- _WHAT TO DO_
Please find every line in the entries below that contains the string "Countries", and copy it.
┄┄┄┄┄┄┄┄┄┄┄┄┄┄┄┄┄┄┄┄
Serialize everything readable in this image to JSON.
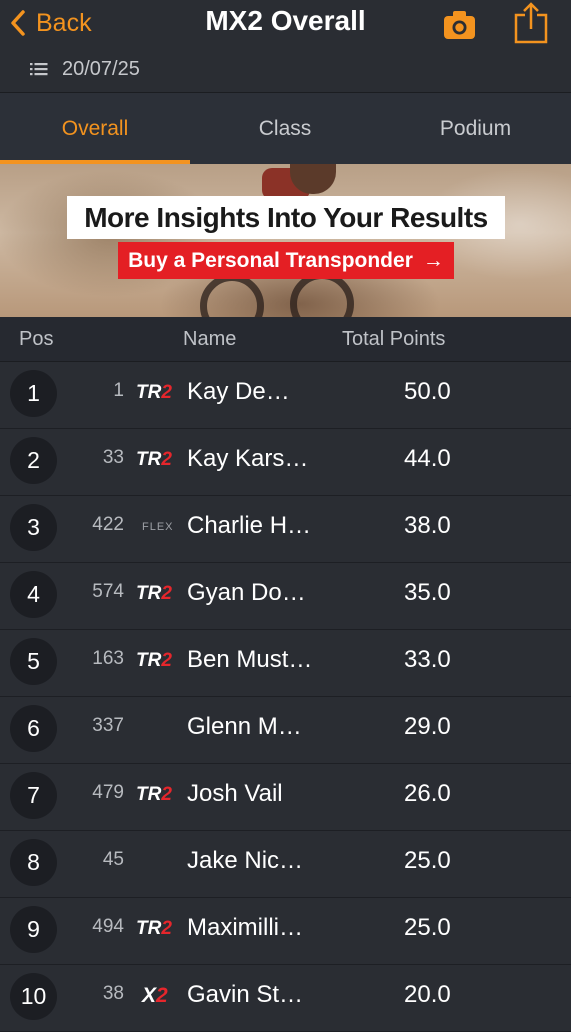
{
  "header": {
    "back_label": "Back",
    "title": "MX2 Overall",
    "date": "20/07/25"
  },
  "tabs": [
    {
      "label": "Overall",
      "active": true
    },
    {
      "label": "Class",
      "active": false
    },
    {
      "label": "Podium",
      "active": false
    }
  ],
  "banner": {
    "headline": "More Insights Into Your Results",
    "cta": "Buy a Personal Transponder",
    "cta_arrow": "→"
  },
  "columns": {
    "pos": "Pos",
    "name": "Name",
    "points": "Total Points"
  },
  "colors": {
    "accent": "#f3931f",
    "background": "#2a2d33",
    "banner_red": "#e41f24"
  },
  "rows": [
    {
      "pos": "1",
      "bib": "1",
      "tag": "TR2",
      "name": "Kay De…",
      "points": "50.0"
    },
    {
      "pos": "2",
      "bib": "33",
      "tag": "TR2",
      "name": "Kay Kars…",
      "points": "44.0"
    },
    {
      "pos": "3",
      "bib": "422",
      "tag": "FLEX",
      "name": "Charlie H…",
      "points": "38.0"
    },
    {
      "pos": "4",
      "bib": "574",
      "tag": "TR2",
      "name": "Gyan Do…",
      "points": "35.0"
    },
    {
      "pos": "5",
      "bib": "163",
      "tag": "TR2",
      "name": "Ben Must…",
      "points": "33.0"
    },
    {
      "pos": "6",
      "bib": "337",
      "tag": "",
      "name": "Glenn M…",
      "points": "29.0"
    },
    {
      "pos": "7",
      "bib": "479",
      "tag": "TR2",
      "name": "Josh Vail",
      "points": "26.0"
    },
    {
      "pos": "8",
      "bib": "45",
      "tag": "",
      "name": "Jake Nic…",
      "points": "25.0"
    },
    {
      "pos": "9",
      "bib": "494",
      "tag": "TR2",
      "name": "Maximilli…",
      "points": "25.0"
    },
    {
      "pos": "10",
      "bib": "38",
      "tag": "X2",
      "name": "Gavin St…",
      "points": "20.0"
    }
  ]
}
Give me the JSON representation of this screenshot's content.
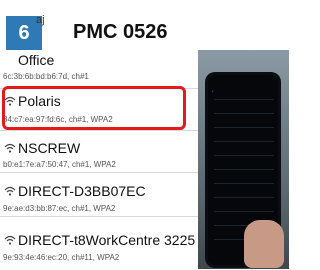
{
  "header": {
    "step_number": "6",
    "doc_code": "PMC 0526",
    "ssid_fragment": "aj"
  },
  "wifi_list": [
    {
      "ssid": "Office",
      "meta": "6c:3b:6b:bd:b6:7d, ch#1"
    },
    {
      "ssid": "Polaris",
      "meta": "84:c7:ea:97:fd:6c, ch#1, WPA2",
      "highlighted": true
    },
    {
      "ssid": "NSCREW",
      "meta": "b0:e1:7e:a7:50:47, ch#1, WPA2"
    },
    {
      "ssid": "DIRECT-D3BB07EC",
      "meta": "9e:ae:d3:bb:87:ec, ch#1, WPA2"
    },
    {
      "ssid": "DIRECT-t8WorkCentre 3225",
      "meta": "9e:93:4e:46:ec:20, ch#11, WPA2"
    }
  ],
  "colors": {
    "badge": "#2f79b5",
    "highlight": "#e3191b"
  },
  "icons": {
    "wifi": "wifi-icon"
  }
}
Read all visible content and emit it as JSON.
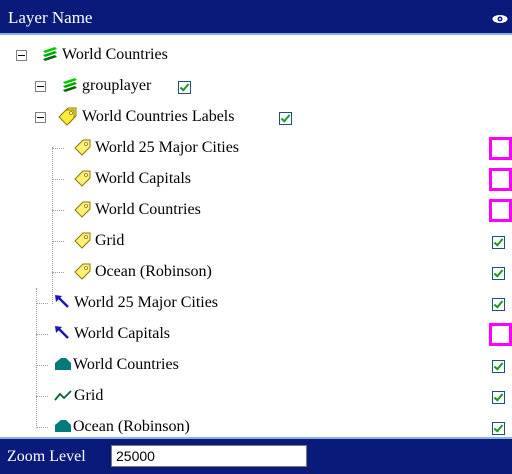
{
  "header": {
    "title": "Layer Name",
    "visibility_icon": "eye-icon"
  },
  "tree": {
    "root": {
      "label": "World Countries",
      "icon": "stacked-layers-icon"
    },
    "grouplayer": {
      "label": "grouplayer",
      "icon": "stacked-layers-icon",
      "checked": true
    },
    "labels_group": {
      "label": "World Countries Labels",
      "icon": "label-tag-icon",
      "checked": true
    },
    "label_layers": [
      {
        "label": "World 25 Major Cities",
        "icon": "label-tag-icon",
        "checked": false,
        "highlighted": true
      },
      {
        "label": "World Capitals",
        "icon": "label-tag-icon",
        "checked": false,
        "highlighted": true
      },
      {
        "label": "World Countries",
        "icon": "label-tag-icon",
        "checked": false,
        "highlighted": true
      },
      {
        "label": "Grid",
        "icon": "label-tag-icon",
        "checked": true,
        "highlighted": false
      },
      {
        "label": "Ocean (Robinson)",
        "icon": "label-tag-icon",
        "checked": true,
        "highlighted": false
      }
    ],
    "layers": [
      {
        "label": "World 25 Major Cities",
        "icon": "point-pin-icon",
        "checked": true,
        "highlighted": false
      },
      {
        "label": "World Capitals",
        "icon": "point-pin-icon",
        "checked": false,
        "highlighted": true
      },
      {
        "label": "World Countries",
        "icon": "polygon-icon",
        "checked": true,
        "highlighted": false
      },
      {
        "label": "Grid",
        "icon": "polyline-icon",
        "checked": true,
        "highlighted": false
      },
      {
        "label": "Ocean (Robinson)",
        "icon": "polygon-icon",
        "checked": true,
        "highlighted": false
      }
    ]
  },
  "footer": {
    "zoom_label": "Zoom Level",
    "zoom_value": "25000"
  },
  "colors": {
    "header_bg": "#0a1a7a",
    "highlight": "#ff00ff",
    "check": "#1a9a1a"
  }
}
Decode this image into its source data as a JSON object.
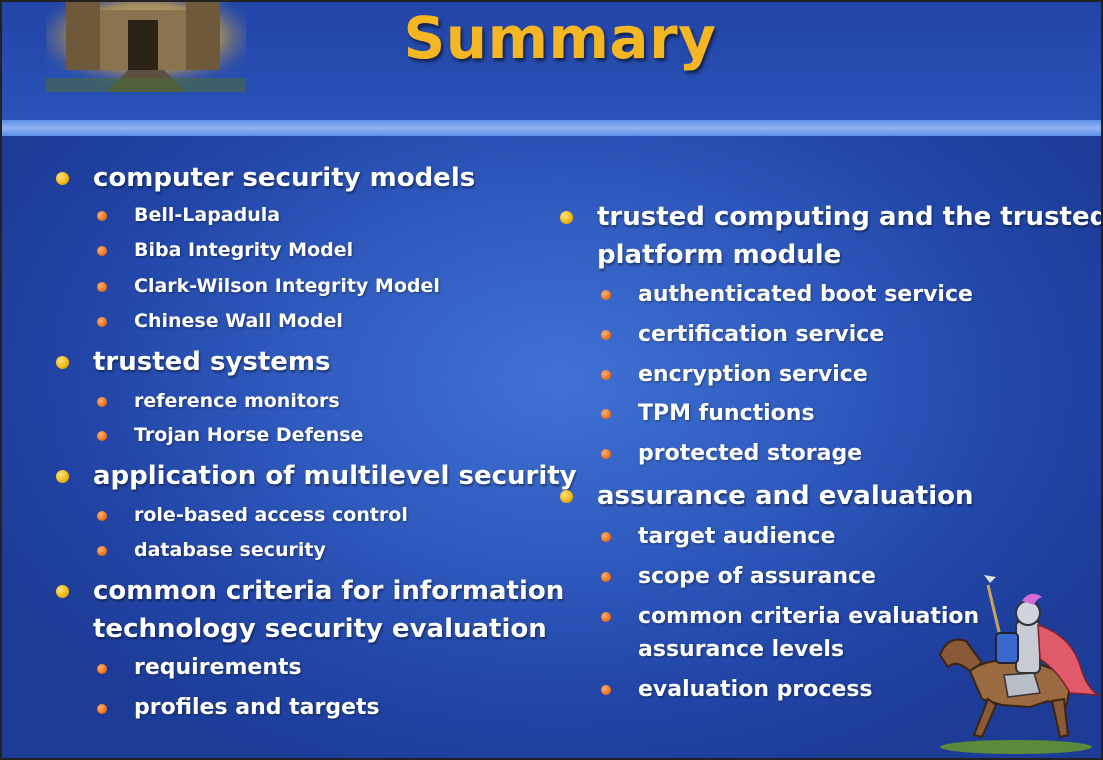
{
  "slide": {
    "title": "Summary",
    "left_column": [
      {
        "label": "computer security models",
        "items": [
          "Bell-Lapadula",
          "Biba Integrity Model",
          "Clark-Wilson Integrity Model",
          "Chinese Wall Model"
        ]
      },
      {
        "label": "trusted systems",
        "items": [
          "reference monitors",
          "Trojan Horse Defense"
        ]
      },
      {
        "label": "application of multilevel security",
        "items": [
          "role-based access control",
          "database security"
        ]
      },
      {
        "label_line1": "common criteria for information",
        "label_line2": "technology security evaluation",
        "items": [
          "requirements",
          "profiles and targets"
        ]
      }
    ],
    "right_column": [
      {
        "label_line1": "trusted computing and the trusted",
        "label_line2": "platform module",
        "items": [
          "authenticated boot service",
          "certification service",
          "encryption service",
          "TPM functions",
          "protected storage"
        ]
      },
      {
        "label": "assurance and evaluation",
        "items": [
          "target audience",
          "scope of assurance"
        ],
        "item3_line1": "common criteria evaluation",
        "item3_line2": "assurance levels",
        "item4": "evaluation process"
      }
    ],
    "colors": {
      "title": "#f4b622",
      "background": "#2f59bd",
      "bullet_l1": "#f2b510",
      "bullet_l2": "#f0761e"
    }
  }
}
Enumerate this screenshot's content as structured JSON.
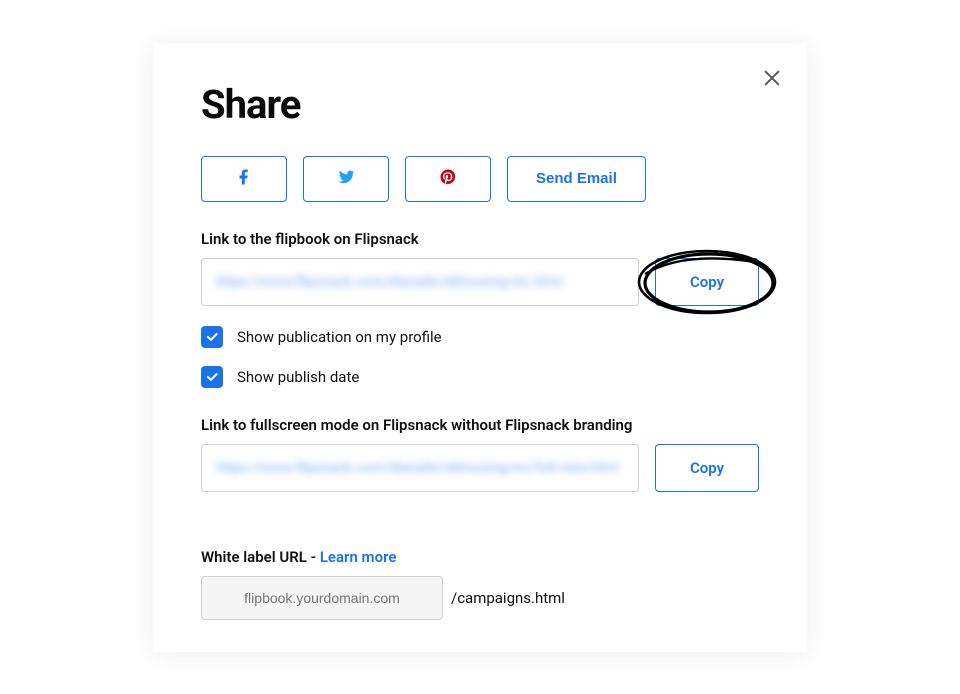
{
  "modal": {
    "title": "Share",
    "send_email_label": "Send Email"
  },
  "link1": {
    "label": "Link to the flipbook on Flipsnack",
    "value": "https://www.flipsnack.com/dianaile/okhousing-inc.html",
    "copy_label": "Copy"
  },
  "checkboxes": {
    "profile": {
      "label": "Show publication on my profile",
      "checked": true
    },
    "date": {
      "label": "Show publish date",
      "checked": true
    }
  },
  "link2": {
    "label": "Link to fullscreen mode on Flipsnack without Flipsnack branding",
    "value": "https://www.flipsnack.com/dianaile/okhousing-inc/full-view.html",
    "copy_label": "Copy"
  },
  "whitelabel": {
    "prefix": "White label URL - ",
    "learn_more": "Learn more",
    "placeholder": "flipbook.yourdomain.com",
    "path": "/campaigns.html"
  }
}
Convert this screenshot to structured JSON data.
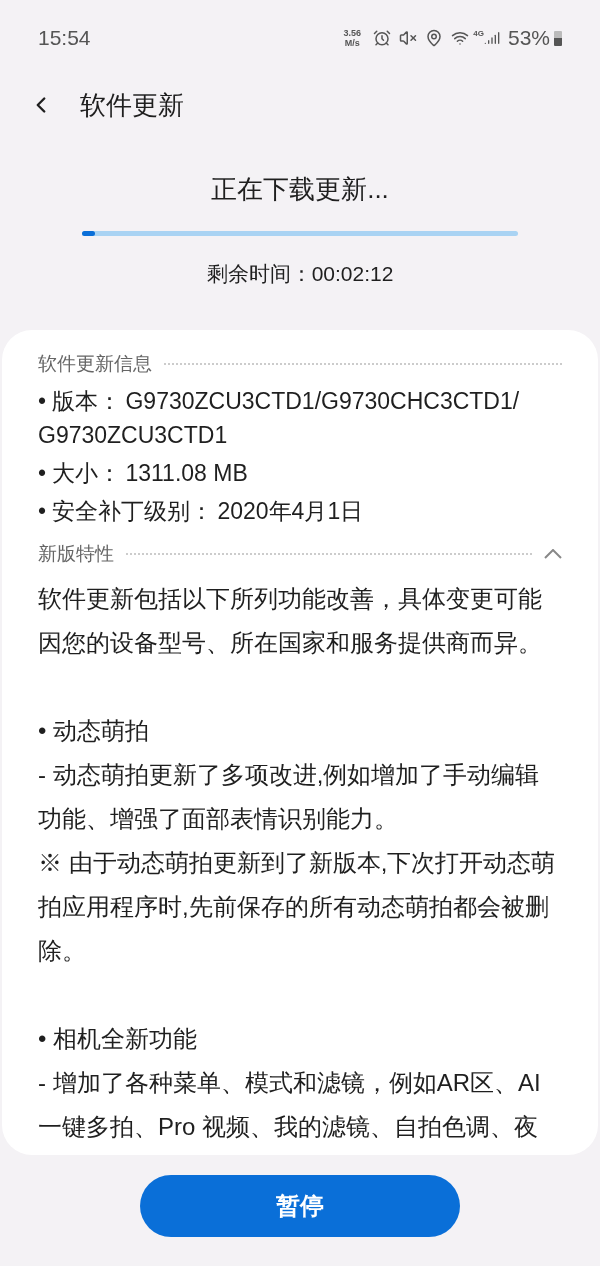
{
  "status_bar": {
    "time": "15:54",
    "speed": "3.56 M/s",
    "network": "4G",
    "battery": "53%"
  },
  "header": {
    "title": "软件更新"
  },
  "download": {
    "status": "正在下载更新...",
    "level": 0.03,
    "remaining": "剩余时间：00:02:12"
  },
  "info": {
    "title": "软件更新信息",
    "items": [
      {
        "label": "• 版本：",
        "value": "G9730ZCU3CTD1/G9730CHC3CTD1/ G9730ZCU3CTD1"
      },
      {
        "label": "• 大小：",
        "value": "1311.08 MB"
      },
      {
        "label": "• 安全补丁级别：",
        "value": "2020年4月1日"
      }
    ]
  },
  "features": {
    "title": "新版特性",
    "expanded": true,
    "blocks": [
      {
        "kind": "paragraph",
        "text": "软件更新包括以下所列功能改善，具体变更可能因您的设备型号、所在国家和服务提供商而异。"
      },
      {
        "kind": "heading",
        "text": "• 动态萌拍"
      },
      {
        "kind": "paragraph",
        "text": "- 动态萌拍更新了多项改进,例如增加了手动编辑功能、增强了面部表情识别能力。"
      },
      {
        "kind": "paragraph",
        "text": "※ 由于动态萌拍更新到了新版本,下次打开动态萌拍应用程序时,先前保存的所有动态萌拍都会被删除。"
      },
      {
        "kind": "heading",
        "text": "• 相机全新功能"
      },
      {
        "kind": "paragraph",
        "text": "- 增加了各种菜单、模式和滤镜，例如AR区、AI一键多拍、Pro 视频、我的滤镜、自拍色调、夜"
      }
    ]
  },
  "pause_button": "暂停"
}
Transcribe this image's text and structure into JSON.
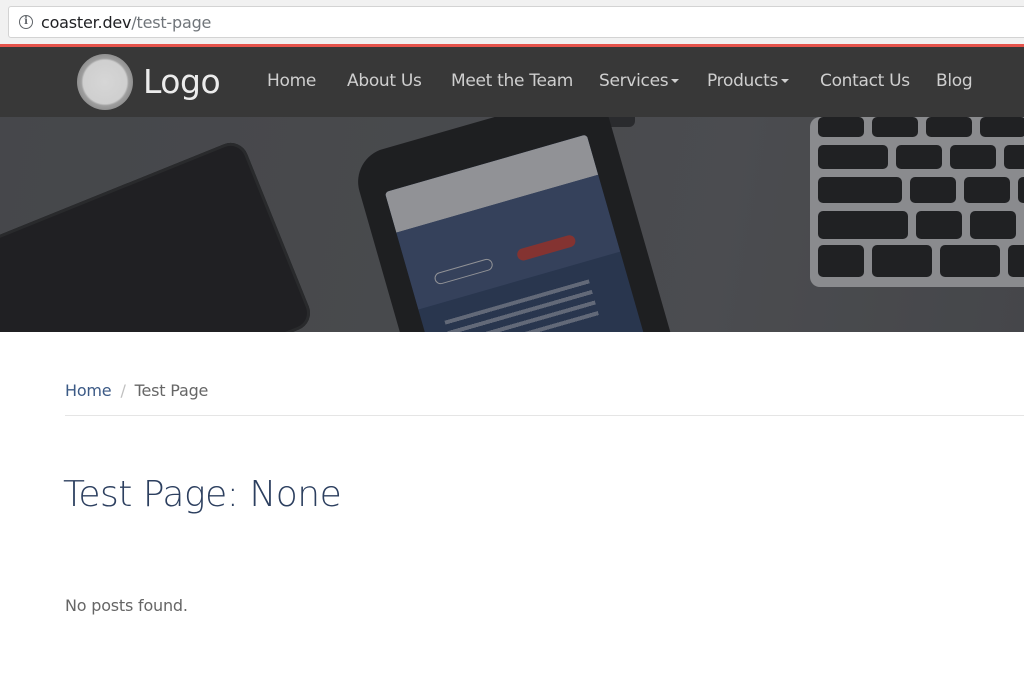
{
  "browser": {
    "url_host": "coaster.dev",
    "url_path": "/test-page"
  },
  "navbar": {
    "logo_text": "Logo",
    "items": [
      {
        "label": "Home",
        "dropdown": false
      },
      {
        "label": "About Us",
        "dropdown": false
      },
      {
        "label": "Meet the Team",
        "dropdown": false
      },
      {
        "label": "Services",
        "dropdown": true
      },
      {
        "label": "Products",
        "dropdown": true
      },
      {
        "label": "Contact Us",
        "dropdown": false
      },
      {
        "label": "Blog",
        "dropdown": false
      }
    ]
  },
  "breadcrumb": {
    "home": "Home",
    "separator": "/",
    "current": "Test Page"
  },
  "page": {
    "title": "Test Page: None",
    "empty_message": "No posts found."
  },
  "colors": {
    "accent_strip": "#e5534b",
    "navbar_bg": "#383838",
    "link": "#3c5a86",
    "title": "#2c3f5f"
  },
  "icons": {
    "address_bar": "info-icon",
    "logo": "logo-circle-icon",
    "dropdown": "caret-down-icon"
  }
}
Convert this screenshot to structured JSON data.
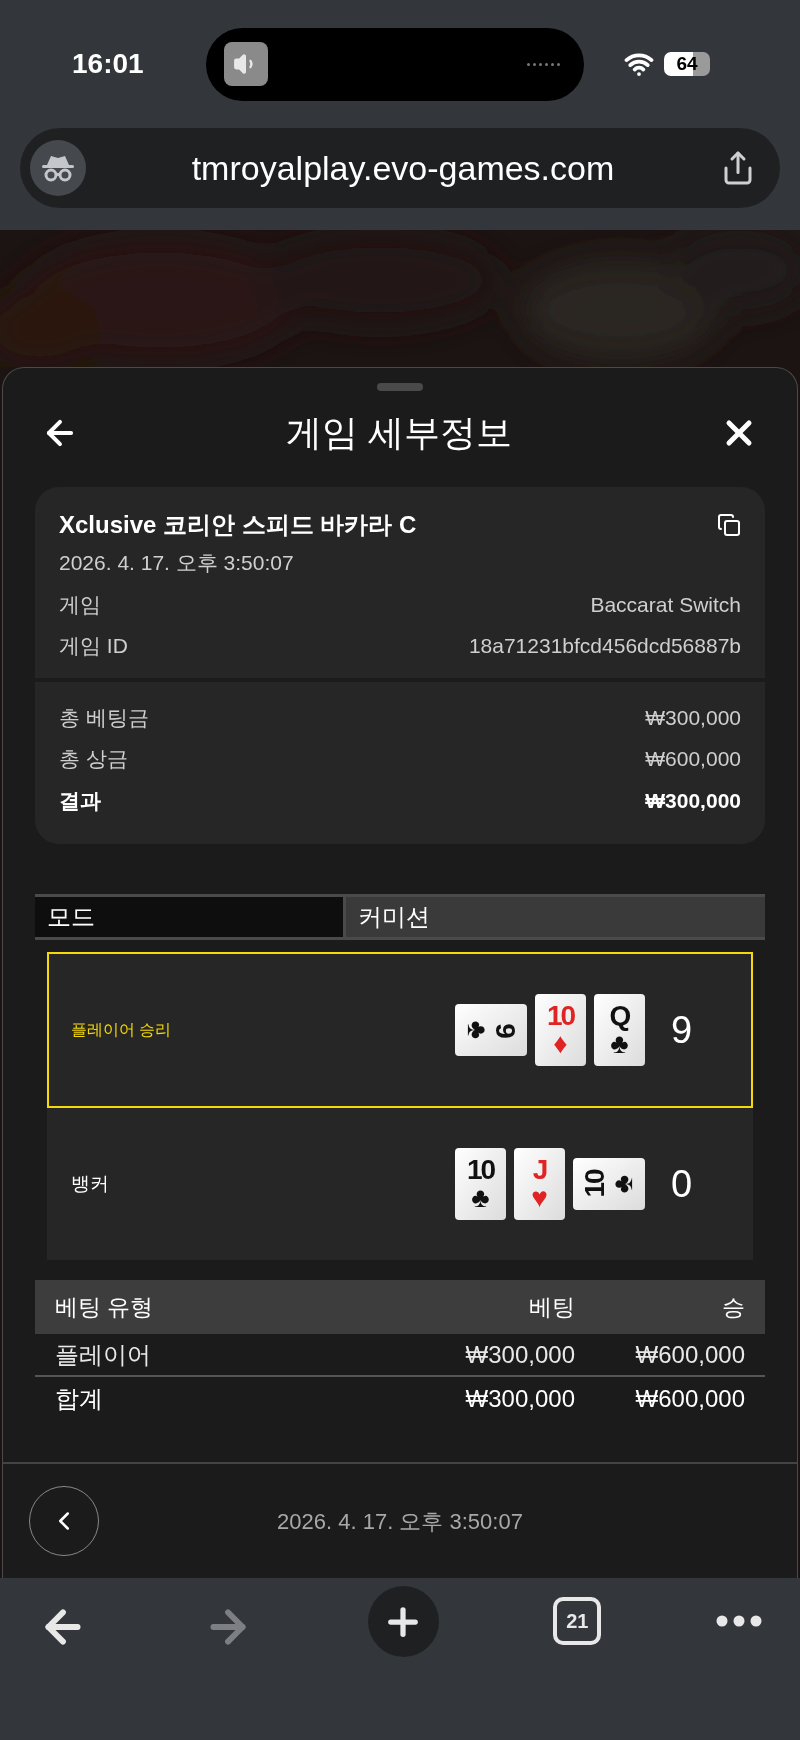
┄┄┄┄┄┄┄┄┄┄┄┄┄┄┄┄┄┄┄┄
- _SOLUTION TO THIS PROBLEM_
      "label": "World Countries",
      "label": "World Countries Labels",
        "label": "World Countries",
        "label": "World Countries",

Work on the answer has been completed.